The American Enterprise Institute's Arthur Brooks is one of conservatism's smartest and most effective ambassadors. Hailing from a progressive enclave and neither looking or sounding "the part," Brooks has devoted years to the passionate pursuit of conveying liberty-minded arguments to left-leaning audiences -- speaking their language, while advancing our ideas. In his newly-released Ted Talk, Brooks discusses the miraculous impact of the free enterprise system on global poverty, arguing that economic freedom is not just morally defensible, but morally imperative. His tone and lexicon differs from the standard Righty fare so often served up on television and in stump speeches, and that's by design. His aim is persuasion. He's an ideological missionary, proselytizing to the hostile and the skeptical, not offering agreed-upon tropes to the converted. As you watch, be on the lookout for an insightful quote from a surprising source:
Brooks mentions Jonathan Haidt's work, which I'd recommend looking into. His findings about how liberals and conservatives think and process moral questions proved...inconvenient to many of his fellow liberals.

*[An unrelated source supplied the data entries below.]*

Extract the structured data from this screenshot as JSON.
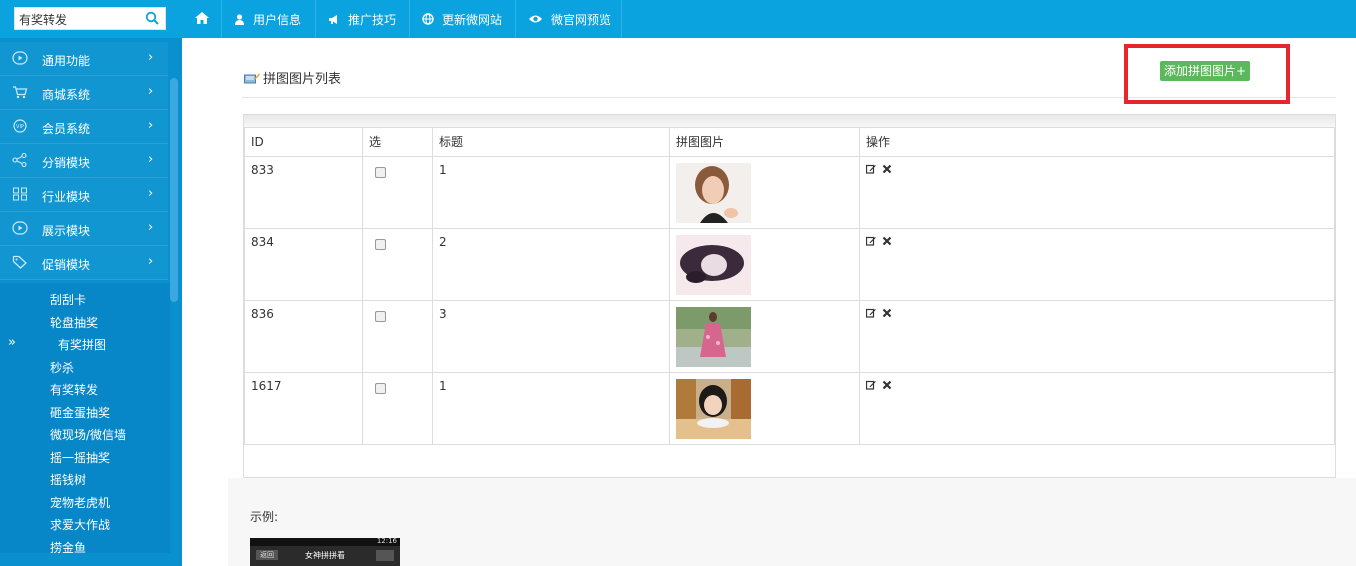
{
  "search": {
    "value": "有奖转发"
  },
  "topnav": [
    {
      "label": "",
      "icon": "home-icon"
    },
    {
      "label": "用户信息",
      "icon": "user-icon"
    },
    {
      "label": "推广技巧",
      "icon": "megaphone-icon"
    },
    {
      "label": "更新微网站",
      "icon": "globe-icon"
    },
    {
      "label": "微官网预览",
      "icon": "eye-icon"
    }
  ],
  "sidebar": {
    "menus": [
      {
        "label": "通用功能",
        "icon": "play-circle-icon"
      },
      {
        "label": "商城系统",
        "icon": "cart-icon"
      },
      {
        "label": "会员系统",
        "icon": "vip-icon"
      },
      {
        "label": "分销模块",
        "icon": "share-icon"
      },
      {
        "label": "行业模块",
        "icon": "grid-icon"
      },
      {
        "label": "展示模块",
        "icon": "play-circle-icon"
      },
      {
        "label": "促销模块",
        "icon": "tag-icon"
      }
    ],
    "submenu": [
      "刮刮卡",
      "轮盘抽奖",
      "有奖拼图",
      "秒杀",
      "有奖转发",
      "砸金蛋抽奖",
      "微现场/微信墙",
      "摇一摇抽奖",
      "摇钱树",
      "宠物老虎机",
      "求爱大作战",
      "捞金鱼"
    ],
    "active_marker": "»"
  },
  "panel": {
    "title": "拼图图片列表",
    "add_button": "添加拼图图片+"
  },
  "table": {
    "headers": [
      "ID",
      "选",
      "标题",
      "拼图图片",
      "操作"
    ],
    "rows": [
      {
        "id": "833",
        "title": "1"
      },
      {
        "id": "834",
        "title": "2"
      },
      {
        "id": "836",
        "title": "3"
      },
      {
        "id": "1617",
        "title": "1"
      }
    ]
  },
  "example": {
    "label": "示例:",
    "phone_title": "女神拼拼看",
    "phone_back": "返回",
    "phone_time": "12:16"
  },
  "colors": {
    "topbar": "#0aa3e0",
    "sidebar": "#0a8fcf",
    "add_button": "#5cb85c",
    "highlight": "#e5262d"
  }
}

Brooks also echoes a theme Mary Katharine Ham and I emphasized in End of Discussion: The toxicity of reflexive motive-impugning in today's hyper-polarized political climate.